Your answer is to be the exact text of the lines from the one containing "Parse this screenshot: output" through the final line of the entries, restated in full, with pictures omitted.

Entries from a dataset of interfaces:
⁂
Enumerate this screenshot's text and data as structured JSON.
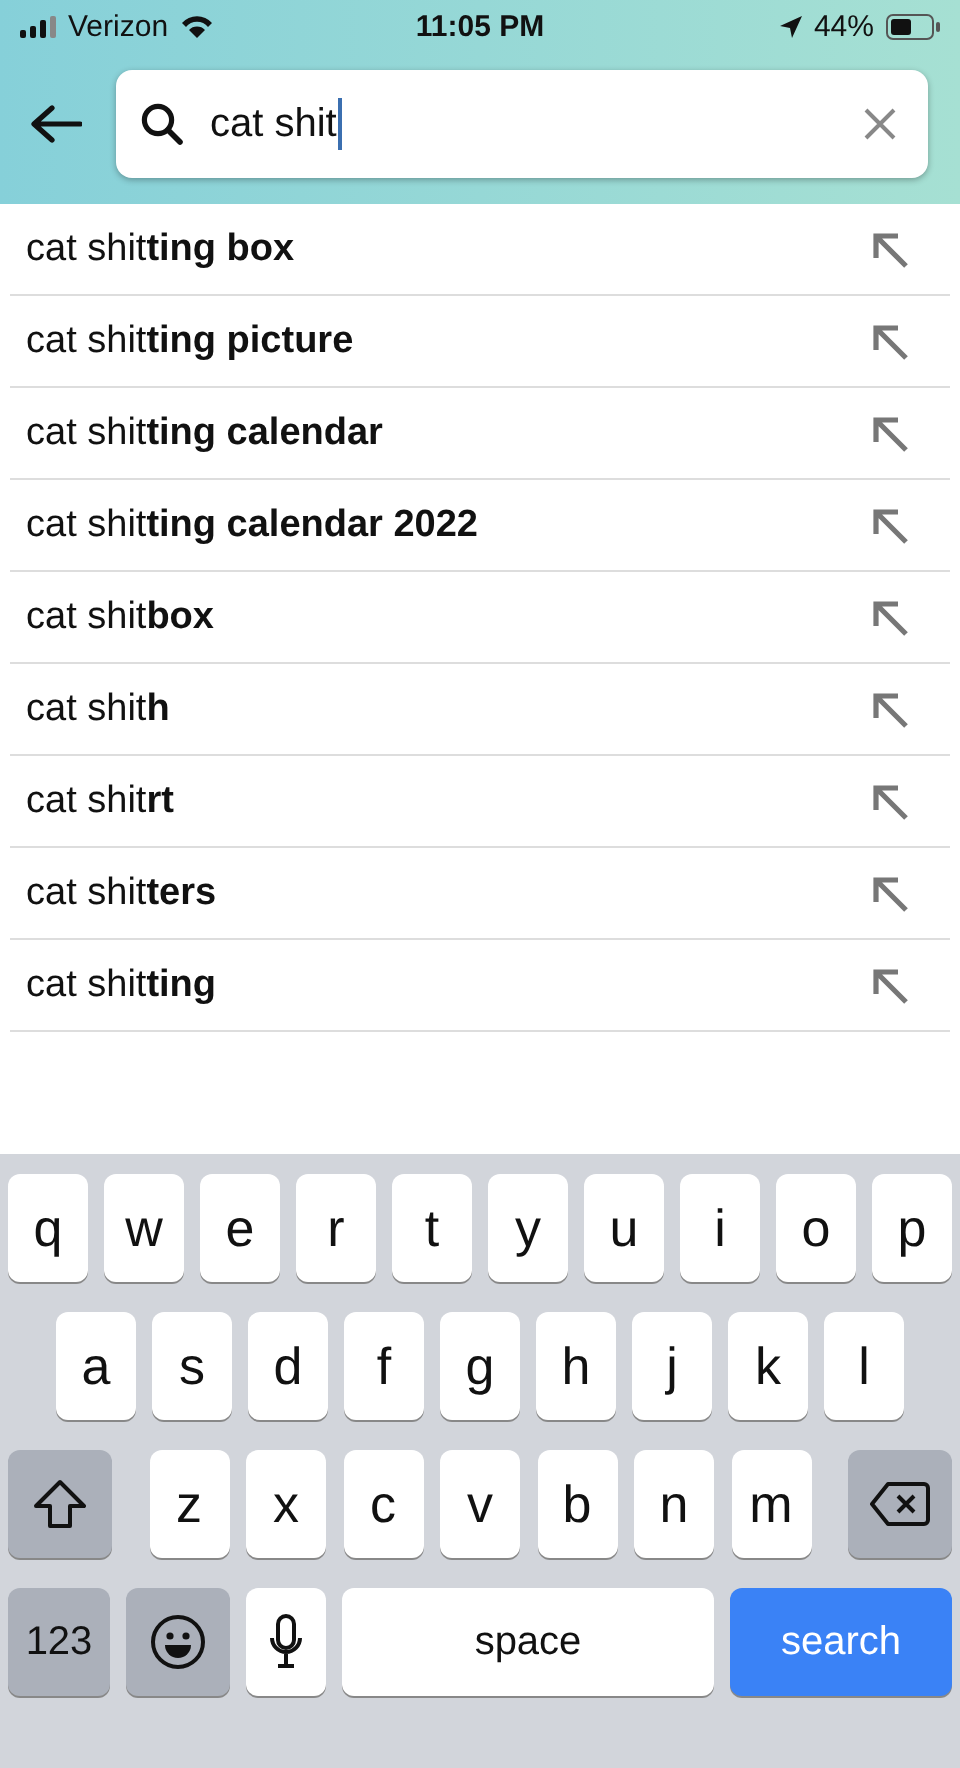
{
  "status_bar": {
    "carrier": "Verizon",
    "time": "11:05 PM",
    "battery": "44%"
  },
  "search": {
    "value": "cat shit"
  },
  "suggestions": [
    {
      "text": "cat shit**ting box**"
    },
    {
      "text": "cat shit**ting picture**"
    },
    {
      "text": "cat shit**ting calendar**"
    },
    {
      "text": "cat shit**ting calendar 2022**"
    },
    {
      "text": "cat shit**box**"
    },
    {
      "text": "cat shit**h**"
    },
    {
      "text": "cat shit**rt**"
    },
    {
      "text": "cat shit**ters**"
    },
    {
      "text": "cat shit**ting**"
    }
  ],
  "keyboard": [
    [
      {
        "kind": "letter",
        "label": "q"
      },
      {
        "kind": "letter",
        "label": "w"
      },
      {
        "kind": "letter",
        "label": "e"
      },
      {
        "kind": "letter",
        "label": "r"
      },
      {
        "kind": "letter",
        "label": "t"
      },
      {
        "kind": "letter",
        "label": "y"
      },
      {
        "kind": "letter",
        "label": "u"
      },
      {
        "kind": "letter",
        "label": "i"
      },
      {
        "kind": "letter",
        "label": "o"
      },
      {
        "kind": "letter",
        "label": "p"
      }
    ],
    [
      {
        "kind": "letter",
        "label": "a"
      },
      {
        "kind": "letter",
        "label": "s"
      },
      {
        "kind": "letter",
        "label": "d"
      },
      {
        "kind": "letter",
        "label": "f"
      },
      {
        "kind": "letter",
        "label": "g"
      },
      {
        "kind": "letter",
        "label": "h"
      },
      {
        "kind": "letter",
        "label": "j"
      },
      {
        "kind": "letter",
        "label": "k"
      },
      {
        "kind": "letter",
        "label": "l"
      }
    ],
    [
      {
        "kind": "shift"
      },
      {
        "kind": "letter",
        "label": "z"
      },
      {
        "kind": "letter",
        "label": "x"
      },
      {
        "kind": "letter",
        "label": "c"
      },
      {
        "kind": "letter",
        "label": "v"
      },
      {
        "kind": "letter",
        "label": "b"
      },
      {
        "kind": "letter",
        "label": "n"
      },
      {
        "kind": "letter",
        "label": "m"
      },
      {
        "kind": "backspace"
      }
    ],
    [
      {
        "kind": "numbers",
        "label": "123"
      },
      {
        "kind": "emoji"
      },
      {
        "kind": "mic"
      },
      {
        "kind": "space",
        "label": "space"
      },
      {
        "kind": "search",
        "label": "search"
      }
    ]
  ]
}
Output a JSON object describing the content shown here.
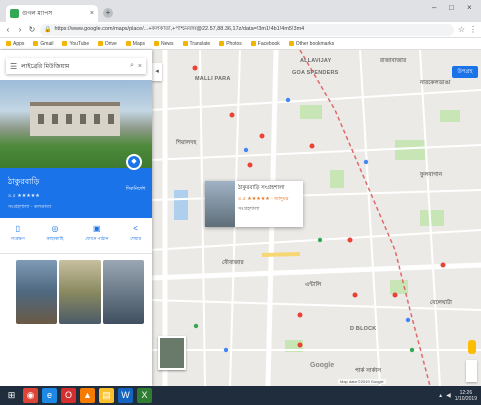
{
  "browser": {
    "tab_title": "গুগল ম্যাপস",
    "tab_close": "×",
    "new_tab": "+",
    "window_min": "–",
    "window_max": "□",
    "window_close": "×",
    "url": "https://www.google.com/maps/place/...+কলকাতা,+পশ্চিমবঙ্গ/@22.57,88.36,17z/data=!3m1!4b1!4m5!3m4"
  },
  "bookmarks": [
    "Apps",
    "Gmail",
    "YouTube",
    "Drive",
    "Maps",
    "News",
    "Translate",
    "Photos",
    "Facebook",
    "Other bookmarks"
  ],
  "search": {
    "value": "লাইব্রেরি মিউজিয়াম"
  },
  "place": {
    "name": "ঠাকুরবাড়ি",
    "rating_text": "৪.৫ ★★★★★",
    "address": "সংগ্রহশালা · কলকাতা",
    "directions_label": "দিকনির্দেশ",
    "directions_icon": "diamond-arrow-icon"
  },
  "actions": [
    {
      "label": "সংরক্ষণ",
      "icon": "save-icon",
      "glyph": "▯"
    },
    {
      "label": "কাছাকাছি",
      "icon": "nearby-icon",
      "glyph": "◎"
    },
    {
      "label": "ফোনে পাঠান",
      "icon": "phone-icon",
      "glyph": "▣"
    },
    {
      "label": "শেয়ার",
      "icon": "share-icon",
      "glyph": "<"
    }
  ],
  "map": {
    "satellite_label": "উপগ্রহ",
    "labels": [
      {
        "text": "ALLAVIJAY",
        "id": "label-allavijay"
      },
      {
        "text": "GOA SPENDERS",
        "id": "label-goa"
      },
      {
        "text": "MALLI PARA",
        "id": "label-mallipara"
      },
      {
        "text": "রাজাবাজার",
        "id": "label-rajabazar"
      },
      {
        "text": "নারকেলডাঙা",
        "id": "label-narkel"
      },
      {
        "text": "শিয়ালদহ",
        "id": "label-sealdah"
      },
      {
        "text": "বৌবাজার",
        "id": "label-bowbazar"
      },
      {
        "text": "ফুলবাগান",
        "id": "label-phoolbagan"
      },
      {
        "text": "বেলেঘাটা",
        "id": "label-beleghata"
      },
      {
        "text": "D BLOCK",
        "id": "label-dblock"
      },
      {
        "text": "এন্টালি",
        "id": "label-entally"
      },
      {
        "text": "পার্ক সার্কাস",
        "id": "label-park"
      }
    ],
    "card": {
      "name": "ঠাকুরবাড়ি সংগ্রহশালা",
      "rating": "৪.৫ ★★★★★ · জাদুঘর",
      "category": "সংগ্রহশালা"
    },
    "copyright": "Map data ©2019 Google",
    "google_logo": "Google"
  },
  "taskbar": {
    "apps": [
      {
        "name": "start-icon",
        "glyph": "⊞",
        "color": "#1f2d3d"
      },
      {
        "name": "chrome-icon",
        "glyph": "◉",
        "color": "#db4437"
      },
      {
        "name": "ie-icon",
        "glyph": "e",
        "color": "#1e88e5"
      },
      {
        "name": "opera-icon",
        "glyph": "O",
        "color": "#d32f2f"
      },
      {
        "name": "vlc-icon",
        "glyph": "▲",
        "color": "#f57c00"
      },
      {
        "name": "explorer-icon",
        "glyph": "▤",
        "color": "#fbc02d"
      },
      {
        "name": "word-icon",
        "glyph": "W",
        "color": "#1565c0"
      },
      {
        "name": "excel-icon",
        "glyph": "X",
        "color": "#2e7d32"
      }
    ],
    "time": "12:26",
    "date": "1/10/2019"
  }
}
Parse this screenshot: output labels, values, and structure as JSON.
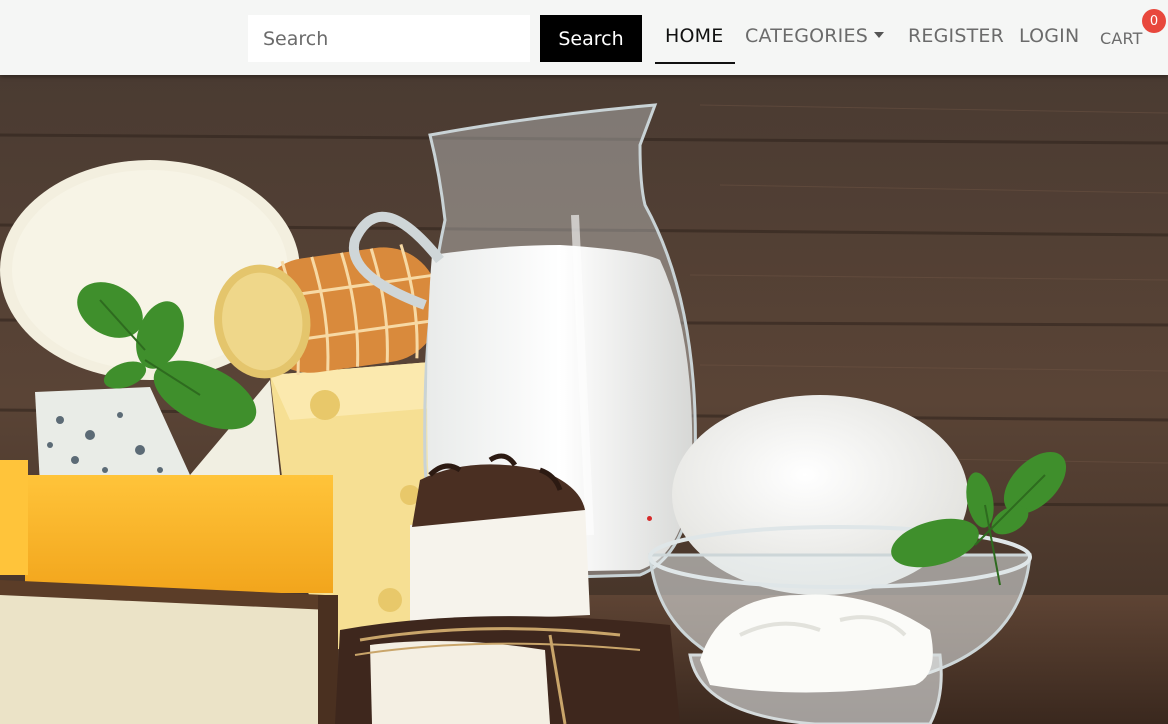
{
  "search": {
    "placeholder": "Search",
    "button_label": "Search"
  },
  "nav": {
    "home": "HOME",
    "categories": "CATEGORIES",
    "register": "REGISTER",
    "login": "LOGIN",
    "cart": "CART",
    "cart_count": "0"
  },
  "colors": {
    "navbar_bg": "#f5f6f5",
    "badge": "#e8473c",
    "button_bg": "#000000"
  },
  "hero": {
    "icon": "dairy-products-image"
  }
}
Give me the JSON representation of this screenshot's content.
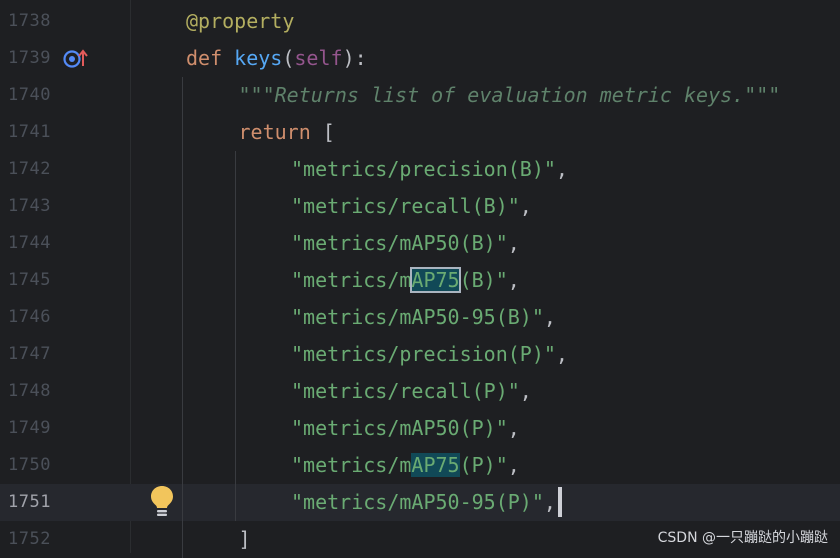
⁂
● **SOLUTION**
Parse this screenshot: output labels, values, and structure as JSON.
{
  "search": {
    "placeholder": "Search",
    "button_label": "Search"
  },
  "nav": {
    "home": "HOME",
    "categories": "CATEGORIES",
    "register": "REGISTER",
    "login": "LOGIN",
    "cart": "CART",
    "cart_count": "0"
  },
  "colors": {
    "navbar_bg": "#f5f6f5",
    "badge": "#e8473c",
    "button_bg": "#000000"
  },
  "hero": {
    "icon": "dairy-products-image"
  }
}
Give me the JSON representation of this screenshot's content.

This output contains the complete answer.